MARY has only ever seen white. The white of her walls, the bed, her clothes and the bio suits the Testers wear when they come in to take samples.

Every day is the same – white.

But for the new Tester, Vander, it is a reminder of his own life, trapped by indenture, forced to spend his life repaying the cost of raising him, like all the other Red Plague orphans.

When Vander decides to help MARY he starts a chain of events that will challenge friendships, revisit past betrayals and threaten the safety of a world teetering on the brink of catastrophe.

Warning: Contains scenes relating to a pandemic and some violence.

How do stories in history create stories about the future?

When I was dropping down various history rabbit-holes I came across the story of Mary Mallon, popularly known as Typhoid Mary. With research on the plague of 1665 and memories of working in a development charity when SARs rose as a threat in the early 2000s, I wondered what would happen if Mary was alive now, and a new threat existed. Little did I know how the world would change between the spark of an idea and the finished book.

Who was Mary Mallon?

In 1906 sanitary engineer George Soper was struggling to discover the cause of an outbreak of typhoid that had made a family and their guests sick. He initially thought it was the freshwater clams, but not all the victims had eaten them. However, there was one common factor – the cook Mary Mallon.
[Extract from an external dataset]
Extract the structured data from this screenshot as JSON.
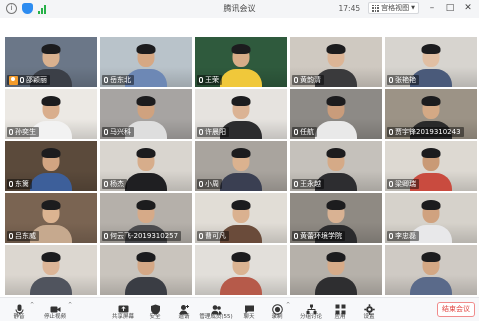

He was so sure that she was the cause, that he started digging a little deeper and found that she had also been the cook for seven more families that had been infected. Mary fled and took other jobs in New York and George Soper followed her progress and the wave of infection that swept along in her wake.

Finally, after 3,000 infections in 1907 he persuaded the health authorities to act and they forcibly confined and tested Mary and samples proved that she was infected. She was taken and held in isolation on North Brother Island which was used to hold people with infectious diseases. After two years and a failed attempt to sue for false imprisonment, Mary was released under condition she did not work preparing food.

After she gained her freedom Mary changed her name, disappeared from sight and got a job in Sloane Maternity Hospital as a cook. In the next three months she infected twenty-five doctors, nurses and staff, of which two died.

She was detained again and once more sent into isolation on North Brother Island. She would never be free again and remained there until her death in 1934.

Mary was a poor immigrant from Ireland. Would she have been held in isolation if she had been wealthy or had powerful advocates? Was it right to hold her against her will? Could anything have been done to persuade her to act responsibly or consider the wider implications of her behaviour? We will never know because she didn’t record her thoughts, and no one recorded them for her.